But in today’s world of multichannel, interactive (or dialog) marketing, I have a much more strategic role to play. Namely, a marketer that doesn’t take me into account is like someone who is talking while turning a deaf ear to the conversation partners’ responses.
Therefore, I am the one who can help you go from mass marketing to interactive (or dialog) marketing. Since few marketers use me well today, you can really compete on analytics with me!
“I am demographics data”
Most companies have some form of me available.
I am often helpful for framing who is in the company’s target audience so that you don’t waste your marketing funds talking to people who won’t buy anything from you anyway.
But I have been around for such a long time, even I can’t remember how you could use me to create a competitive advantage. What can you do with me that your competition isn’t already doing?
“I am the customers’ permission and preference data”
I may seem like a bore at first — after all I represent the customer’s interests and not the marketer’s. But companies that use me well are able to continue the interactive exchange with customers while companies who ignore me lose their permission to market.
For example, leaders in email marketing offer their subscribers not just an “opt-out” but a way to manage for themselves when and how often they wish to be contacted about what. Ditto with RSS marketing. Instead of losing a prospect to an opt-out, you are given a chance to be relevant.
“I am the web analytics data”
Most web marketers package me into reports and good looking dashboards. They use me to make their web sites and advertising more successful.
But since I am used that way by almost everyone already, it is really tough for you to compete on me this way.
You have to be cleverer than that to turn me into gold!
A straight forward but rarely tapped opportunity is to make web analytics personal (download the whitepaper), i.e. to learn about each individual prospect or customers’ current interests as demonstrated by their most recent web site sessions, clicks, and keywords.
This can fuel behavioral targeting, event based marketing, or highly predictive analytics. Marketers can use me to send the right re-marketing, on-boarding, cross-sales or retention recommendation to each customer at the right time.
Companies that use me well today are the leaders in their space, e.g. Amazon, eBay, Verizon, and many others.
So, if you have so many data to choose from which should you pick?
This will depend on your business and your competition. Most likely you have many more than just a single opportunity. And just like any other marketing investment you want to forecast potential returns vs. costs of getting there.
You’d start implementing the opportunity that has the best potential. But you shouldn’t stop there. Rather, all initiatives that promise a lucrative ROI (above your hurdle rate) are worth doing and should be funded. That is the only way in which you will maximize total returns.
So, go ahead, make your business case and your CFO will get you the funds.
Yes, these days many budgets have been cut.
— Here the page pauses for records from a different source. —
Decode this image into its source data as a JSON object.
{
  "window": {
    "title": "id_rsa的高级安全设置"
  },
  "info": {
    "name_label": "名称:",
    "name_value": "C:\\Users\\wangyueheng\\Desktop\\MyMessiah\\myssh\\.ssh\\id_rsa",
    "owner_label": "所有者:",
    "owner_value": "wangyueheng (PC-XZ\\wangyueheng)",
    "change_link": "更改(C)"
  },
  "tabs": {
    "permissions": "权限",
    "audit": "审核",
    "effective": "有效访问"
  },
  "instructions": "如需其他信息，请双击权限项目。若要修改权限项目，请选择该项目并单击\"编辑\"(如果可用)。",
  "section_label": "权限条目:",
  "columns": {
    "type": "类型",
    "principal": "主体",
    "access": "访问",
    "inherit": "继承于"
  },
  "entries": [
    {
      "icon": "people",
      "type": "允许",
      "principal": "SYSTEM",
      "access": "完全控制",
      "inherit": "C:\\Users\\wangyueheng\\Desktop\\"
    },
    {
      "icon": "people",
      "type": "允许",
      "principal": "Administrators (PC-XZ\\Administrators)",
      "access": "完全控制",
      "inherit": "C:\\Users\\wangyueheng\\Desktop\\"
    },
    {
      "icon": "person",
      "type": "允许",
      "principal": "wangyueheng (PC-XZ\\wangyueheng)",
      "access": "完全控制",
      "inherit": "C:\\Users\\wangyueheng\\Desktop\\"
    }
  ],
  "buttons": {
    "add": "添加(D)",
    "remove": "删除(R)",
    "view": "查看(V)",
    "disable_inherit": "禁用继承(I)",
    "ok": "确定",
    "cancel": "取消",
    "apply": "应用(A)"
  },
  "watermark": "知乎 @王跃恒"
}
But just today I was hearing from a business intelligence manager at a large client of mine. She made her case for solving a long standing business problem through extremely innovative use of (web) analytics. This was a business problem that the company hadn’t been able to solve through any other means. And sure enough, three weeks ago she got the resources that she wanted.
For those about to compete on analytics, we salute you. You rock!